Records shown Block Start
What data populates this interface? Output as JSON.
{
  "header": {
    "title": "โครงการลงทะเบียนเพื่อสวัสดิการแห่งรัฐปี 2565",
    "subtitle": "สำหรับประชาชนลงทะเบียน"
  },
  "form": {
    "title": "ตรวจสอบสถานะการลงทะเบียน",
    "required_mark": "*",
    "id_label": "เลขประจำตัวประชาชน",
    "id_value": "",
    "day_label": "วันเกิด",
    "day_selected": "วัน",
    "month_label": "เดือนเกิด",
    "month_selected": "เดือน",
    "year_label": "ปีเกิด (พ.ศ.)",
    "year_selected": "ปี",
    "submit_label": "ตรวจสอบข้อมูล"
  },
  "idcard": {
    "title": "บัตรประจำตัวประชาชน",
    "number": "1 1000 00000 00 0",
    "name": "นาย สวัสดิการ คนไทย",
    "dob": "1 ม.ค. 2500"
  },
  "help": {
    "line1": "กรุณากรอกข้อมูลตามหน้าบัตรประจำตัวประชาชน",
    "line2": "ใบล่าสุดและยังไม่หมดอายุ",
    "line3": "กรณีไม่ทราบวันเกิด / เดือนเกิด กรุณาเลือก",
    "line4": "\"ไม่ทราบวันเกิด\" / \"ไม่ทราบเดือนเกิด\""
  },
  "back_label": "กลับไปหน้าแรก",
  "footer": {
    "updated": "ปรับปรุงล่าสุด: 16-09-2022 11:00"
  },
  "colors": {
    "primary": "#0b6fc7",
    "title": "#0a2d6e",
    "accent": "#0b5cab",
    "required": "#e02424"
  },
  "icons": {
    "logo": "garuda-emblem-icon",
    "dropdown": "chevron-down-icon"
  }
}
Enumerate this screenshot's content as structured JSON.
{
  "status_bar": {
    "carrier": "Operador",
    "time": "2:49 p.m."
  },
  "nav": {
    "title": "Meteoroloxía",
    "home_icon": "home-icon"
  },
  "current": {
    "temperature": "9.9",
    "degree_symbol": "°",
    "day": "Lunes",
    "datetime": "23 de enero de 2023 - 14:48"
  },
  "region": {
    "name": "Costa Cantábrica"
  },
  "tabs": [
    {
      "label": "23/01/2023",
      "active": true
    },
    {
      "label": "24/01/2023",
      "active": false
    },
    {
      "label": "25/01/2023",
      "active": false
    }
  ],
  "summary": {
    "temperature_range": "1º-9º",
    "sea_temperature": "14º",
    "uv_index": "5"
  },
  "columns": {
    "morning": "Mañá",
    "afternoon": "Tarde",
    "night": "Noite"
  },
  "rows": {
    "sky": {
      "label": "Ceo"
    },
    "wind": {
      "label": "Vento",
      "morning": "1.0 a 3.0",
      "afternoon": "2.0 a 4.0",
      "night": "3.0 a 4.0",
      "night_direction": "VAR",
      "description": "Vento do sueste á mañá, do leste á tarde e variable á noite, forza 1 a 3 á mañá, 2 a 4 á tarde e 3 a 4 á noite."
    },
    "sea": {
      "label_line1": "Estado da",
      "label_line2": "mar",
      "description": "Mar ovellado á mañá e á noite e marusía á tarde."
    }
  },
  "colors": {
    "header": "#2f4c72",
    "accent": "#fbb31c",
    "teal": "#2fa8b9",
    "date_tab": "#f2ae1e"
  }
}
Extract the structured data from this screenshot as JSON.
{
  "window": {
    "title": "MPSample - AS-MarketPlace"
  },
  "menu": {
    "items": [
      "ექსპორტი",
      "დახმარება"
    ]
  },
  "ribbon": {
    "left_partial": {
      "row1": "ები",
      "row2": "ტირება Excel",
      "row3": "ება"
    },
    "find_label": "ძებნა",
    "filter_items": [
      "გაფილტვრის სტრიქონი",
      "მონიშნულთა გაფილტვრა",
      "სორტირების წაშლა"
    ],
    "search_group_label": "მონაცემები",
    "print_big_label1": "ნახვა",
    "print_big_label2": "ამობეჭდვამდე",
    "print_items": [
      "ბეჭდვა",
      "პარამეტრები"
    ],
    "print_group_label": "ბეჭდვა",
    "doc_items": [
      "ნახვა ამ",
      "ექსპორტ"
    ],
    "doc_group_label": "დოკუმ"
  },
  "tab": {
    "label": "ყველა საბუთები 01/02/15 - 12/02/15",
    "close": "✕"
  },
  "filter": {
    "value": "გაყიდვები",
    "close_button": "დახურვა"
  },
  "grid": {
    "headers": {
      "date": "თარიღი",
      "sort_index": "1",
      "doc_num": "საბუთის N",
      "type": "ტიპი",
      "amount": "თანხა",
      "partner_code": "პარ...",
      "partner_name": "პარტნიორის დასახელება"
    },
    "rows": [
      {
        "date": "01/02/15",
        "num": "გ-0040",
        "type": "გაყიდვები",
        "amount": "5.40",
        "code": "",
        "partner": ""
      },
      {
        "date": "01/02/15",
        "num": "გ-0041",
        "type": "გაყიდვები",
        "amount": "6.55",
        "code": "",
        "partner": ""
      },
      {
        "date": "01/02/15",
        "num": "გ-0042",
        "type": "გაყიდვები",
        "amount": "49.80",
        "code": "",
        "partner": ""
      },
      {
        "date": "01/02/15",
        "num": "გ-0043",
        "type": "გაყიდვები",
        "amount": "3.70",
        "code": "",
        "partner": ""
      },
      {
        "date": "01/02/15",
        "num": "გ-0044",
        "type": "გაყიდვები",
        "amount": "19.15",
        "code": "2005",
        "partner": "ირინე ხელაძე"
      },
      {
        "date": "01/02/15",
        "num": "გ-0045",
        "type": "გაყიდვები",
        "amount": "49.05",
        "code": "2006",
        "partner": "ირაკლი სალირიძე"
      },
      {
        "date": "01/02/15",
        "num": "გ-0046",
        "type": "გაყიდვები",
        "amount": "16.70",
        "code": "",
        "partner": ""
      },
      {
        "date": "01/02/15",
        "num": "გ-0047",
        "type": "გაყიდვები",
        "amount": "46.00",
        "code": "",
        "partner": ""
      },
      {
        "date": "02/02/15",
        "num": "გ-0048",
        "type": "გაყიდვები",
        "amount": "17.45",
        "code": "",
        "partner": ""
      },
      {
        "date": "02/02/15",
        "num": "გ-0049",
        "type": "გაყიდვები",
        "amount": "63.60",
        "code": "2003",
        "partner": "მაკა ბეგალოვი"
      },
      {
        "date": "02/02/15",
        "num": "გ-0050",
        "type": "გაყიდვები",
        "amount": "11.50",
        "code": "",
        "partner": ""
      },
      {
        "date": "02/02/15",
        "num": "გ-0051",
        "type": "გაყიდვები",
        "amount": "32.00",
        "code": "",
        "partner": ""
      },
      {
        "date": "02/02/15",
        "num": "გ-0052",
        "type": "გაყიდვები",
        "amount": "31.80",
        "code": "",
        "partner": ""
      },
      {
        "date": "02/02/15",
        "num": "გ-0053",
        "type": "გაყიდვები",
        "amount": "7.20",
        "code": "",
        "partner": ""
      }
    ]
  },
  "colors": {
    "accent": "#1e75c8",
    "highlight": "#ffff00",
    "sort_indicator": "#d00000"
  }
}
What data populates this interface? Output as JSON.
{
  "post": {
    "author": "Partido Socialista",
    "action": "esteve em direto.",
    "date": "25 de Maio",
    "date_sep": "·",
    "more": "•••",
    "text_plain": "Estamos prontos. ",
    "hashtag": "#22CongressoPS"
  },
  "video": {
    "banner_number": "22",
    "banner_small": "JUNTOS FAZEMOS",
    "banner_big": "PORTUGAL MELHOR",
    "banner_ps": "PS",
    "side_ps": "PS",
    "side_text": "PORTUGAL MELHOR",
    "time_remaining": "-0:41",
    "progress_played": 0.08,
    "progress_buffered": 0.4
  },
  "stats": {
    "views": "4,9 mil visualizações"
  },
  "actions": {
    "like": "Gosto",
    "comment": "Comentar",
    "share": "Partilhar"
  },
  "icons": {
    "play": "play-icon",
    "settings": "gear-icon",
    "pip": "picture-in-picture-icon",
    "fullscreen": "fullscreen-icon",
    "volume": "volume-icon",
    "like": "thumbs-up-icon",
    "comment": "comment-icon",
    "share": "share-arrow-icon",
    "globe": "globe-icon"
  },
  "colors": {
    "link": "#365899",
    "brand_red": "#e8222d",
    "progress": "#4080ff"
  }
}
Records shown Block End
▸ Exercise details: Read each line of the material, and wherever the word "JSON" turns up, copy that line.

▸ Result of this task:
What data populates this interface? Output as JSON.
Enumerate this screenshot's content as structured JSON.
Extract the structured data from this screenshot as JSON.
What data populates this interface? Output as JSON.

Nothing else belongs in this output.